Saturday, March 05, 2011

Goodbye, Frank Buckles

I happened to be working on the newscast desk at NPR last Sunday when the news came across the wire that Frank Buckles, America’s last surviving First World War veteran, had passed away at the age of 110. (He died of natural causes incidentally; I remember calling Allyson to tell her that Jimmy Stewart had died, and her reaction was, “How?” As if he might have died in a parachuting accident.)

I never met Frank, but I feel like I’ve come to known him over the years. I really respected him for embracing his role as the Last Man Standing. He understood the importance of his place in history. He was America’s last living link to the Great War. One week ago, I (or you) could have spoken with spoken with someone who had experienced that war firsthand. Now that opportunity is gone forever. The first draft of the history of the First World War is finished.
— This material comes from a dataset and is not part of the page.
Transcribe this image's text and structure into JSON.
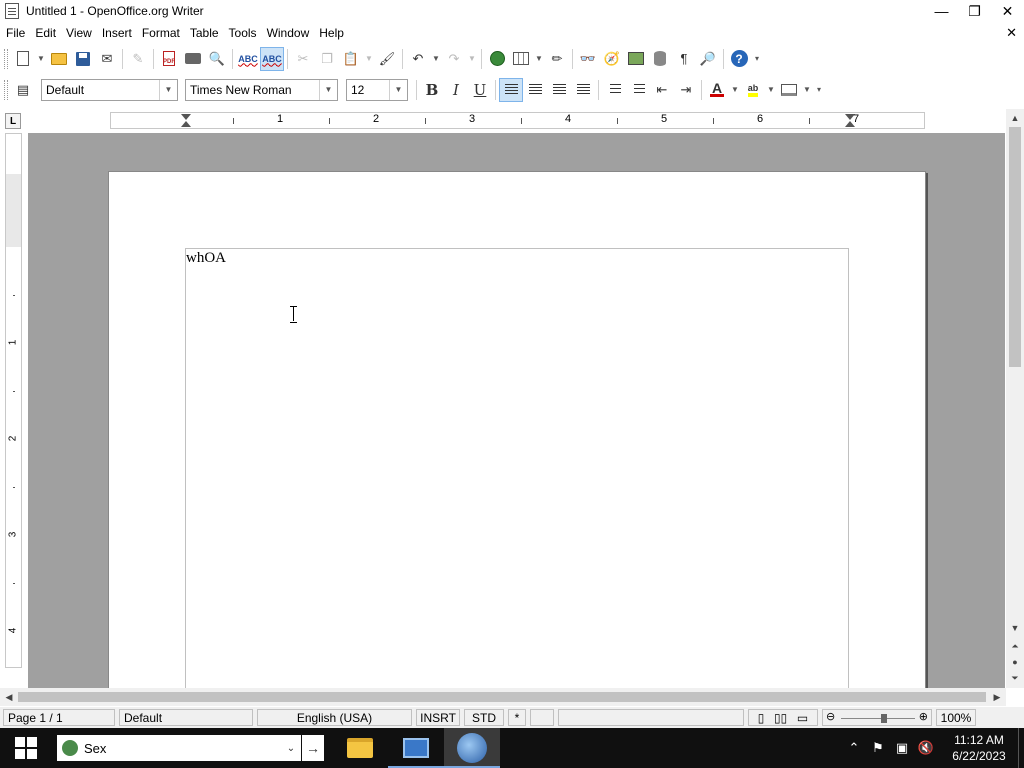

I’ve been fascinated by the First World War since I was a kid, and saw the veterans marching at the head of all the parades in Perkasie. (I also remember seeing a few Spanish-American War veterans in the parades, as well; weird to think that I remember the veterans of a nineteenth-century war.) When I worked at Minnesota Public Radio in the mid 90s I did a story about First World War vets for Veterans Day on year. I remember meeting a 99-year-old vet from Wisconsin who still bowled in a league twice a week. He’d shaken hands with Teddy Roosevelt. So I shook the hand that shook the hand...

Another vet I met had lived in the same Minneapolis apartment since the 1920s. His apartment was a time machine. The lamps, appliances, and furniture were at least fifty years old. The neighborhood had changed rather dramatically; it was populated almost entirely by Laotians. It was like something from the movie Being There.

As a history buff, I was drawn to these men. It was almost inconceivable that I could interview soldiers who had served in the trenches on the Western Front. I knew that was a rare opportunity, and I’m glad I took it, because now it’s gone.

Thank you, Frank Buckles. Thank you for your service to our country, and for bearing the standard of your colleagues with incalculable grace.

If the last surviving Second World War veteran lives as long as Frank did, he or she will live until 2039. I just hope I make it that long!

UPDATE: Turns out John Boehner and Harry Reid are refusing to allow Frank's body to lie in the Capitol Rotunda.